**EXERCISE DESCRIPTION**
Your answer must be the records, copied with no change.
# # # # # # #
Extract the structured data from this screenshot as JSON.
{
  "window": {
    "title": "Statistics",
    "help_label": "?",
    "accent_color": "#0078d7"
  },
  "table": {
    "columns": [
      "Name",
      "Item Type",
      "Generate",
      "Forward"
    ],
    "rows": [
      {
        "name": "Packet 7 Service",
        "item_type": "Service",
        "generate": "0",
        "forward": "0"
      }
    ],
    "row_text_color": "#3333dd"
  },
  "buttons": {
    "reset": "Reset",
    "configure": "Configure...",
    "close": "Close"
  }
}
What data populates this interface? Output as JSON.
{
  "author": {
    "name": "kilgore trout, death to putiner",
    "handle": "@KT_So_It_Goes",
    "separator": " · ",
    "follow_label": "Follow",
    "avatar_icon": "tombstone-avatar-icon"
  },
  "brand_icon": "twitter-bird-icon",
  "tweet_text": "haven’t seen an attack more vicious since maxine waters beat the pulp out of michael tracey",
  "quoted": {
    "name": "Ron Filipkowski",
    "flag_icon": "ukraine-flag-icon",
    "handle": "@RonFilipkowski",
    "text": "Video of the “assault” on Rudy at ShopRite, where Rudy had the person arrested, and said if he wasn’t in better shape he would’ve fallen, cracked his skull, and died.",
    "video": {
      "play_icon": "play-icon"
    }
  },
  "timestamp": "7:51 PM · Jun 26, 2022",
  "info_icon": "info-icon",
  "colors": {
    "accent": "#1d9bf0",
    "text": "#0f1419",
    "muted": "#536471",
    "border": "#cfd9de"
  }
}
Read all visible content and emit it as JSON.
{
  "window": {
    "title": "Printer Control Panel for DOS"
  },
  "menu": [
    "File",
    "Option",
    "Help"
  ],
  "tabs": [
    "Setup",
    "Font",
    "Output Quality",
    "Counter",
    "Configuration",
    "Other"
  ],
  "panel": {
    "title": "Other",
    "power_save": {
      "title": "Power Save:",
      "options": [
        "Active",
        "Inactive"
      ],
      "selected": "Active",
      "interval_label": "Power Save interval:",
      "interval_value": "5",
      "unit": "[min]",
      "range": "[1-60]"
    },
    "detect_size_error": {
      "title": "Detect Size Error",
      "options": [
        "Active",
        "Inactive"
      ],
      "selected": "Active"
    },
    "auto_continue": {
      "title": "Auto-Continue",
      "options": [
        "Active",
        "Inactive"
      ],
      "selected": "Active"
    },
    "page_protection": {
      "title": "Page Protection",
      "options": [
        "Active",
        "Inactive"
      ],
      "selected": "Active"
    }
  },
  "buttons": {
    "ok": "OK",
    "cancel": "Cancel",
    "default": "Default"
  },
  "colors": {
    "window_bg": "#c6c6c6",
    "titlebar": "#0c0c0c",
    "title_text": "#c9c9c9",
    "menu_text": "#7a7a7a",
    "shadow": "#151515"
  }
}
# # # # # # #
**ANSWER AREA**
Extract the structured data from this screenshot as JSON.
{
  "window": {
    "title": "Statistics",
    "help_label": "?",
    "accent_color": "#0078d7"
  },
  "table": {
    "columns": [
      "Name",
      "Item Type",
      "Generate",
      "Forward"
    ],
    "rows": [
      {
        "name": "Packet 7 Service",
        "item_type": "Service",
        "generate": "0",
        "forward": "0"
      }
    ],
    "row_text_color": "#3333dd"
  },
  "buttons": {
    "reset": "Reset",
    "configure": "Configure...",
    "close": "Close"
  }
}
What data populates this interface? Output as JSON.
{
  "author": {
    "name": "kilgore trout, death to putiner",
    "handle": "@KT_So_It_Goes",
    "separator": " · ",
    "follow_label": "Follow",
    "avatar_icon": "tombstone-avatar-icon"
  },
  "brand_icon": "twitter-bird-icon",
  "tweet_text": "haven’t seen an attack more vicious since maxine waters beat the pulp out of michael tracey",
  "quoted": {
    "name": "Ron Filipkowski",
    "flag_icon": "ukraine-flag-icon",
    "handle": "@RonFilipkowski",
    "text": "Video of the “assault” on Rudy at ShopRite, where Rudy had the person arrested, and said if he wasn’t in better shape he would’ve fallen, cracked his skull, and died.",
    "video": {
      "play_icon": "play-icon"
    }
  },
  "timestamp": "7:51 PM · Jun 26, 2022",
  "info_icon": "info-icon",
  "colors": {
    "accent": "#1d9bf0",
    "text": "#0f1419",
    "muted": "#536471",
    "border": "#cfd9de"
  }
}
Read all visible content and emit it as JSON.
{
  "window": {
    "title": "Printer Control Panel for DOS"
  },
  "menu": [
    "File",
    "Option",
    "Help"
  ],
  "tabs": [
    "Setup",
    "Font",
    "Output Quality",
    "Counter",
    "Configuration",
    "Other"
  ],
  "panel": {
    "title": "Other",
    "power_save": {
      "title": "Power Save:",
      "options": [
        "Active",
        "Inactive"
      ],
      "selected": "Active",
      "interval_label": "Power Save interval:",
      "interval_value": "5",
      "unit": "[min]",
      "range": "[1-60]"
    },
    "detect_size_error": {
      "title": "Detect Size Error",
      "options": [
        "Active",
        "Inactive"
      ],
      "selected": "Active"
    },
    "auto_continue": {
      "title": "Auto-Continue",
      "options": [
        "Active",
        "Inactive"
      ],
      "selected": "Active"
    },
    "page_protection": {
      "title": "Page Protection",
      "options": [
        "Active",
        "Inactive"
      ],
      "selected": "Active"
    }
  },
  "buttons": {
    "ok": "OK",
    "cancel": "Cancel",
    "default": "Default"
  },
  "colors": {
    "window_bg": "#c6c6c6",
    "titlebar": "#0c0c0c",
    "title_text": "#c9c9c9",
    "menu_text": "#7a7a7a",
    "shadow": "#151515"
  }
}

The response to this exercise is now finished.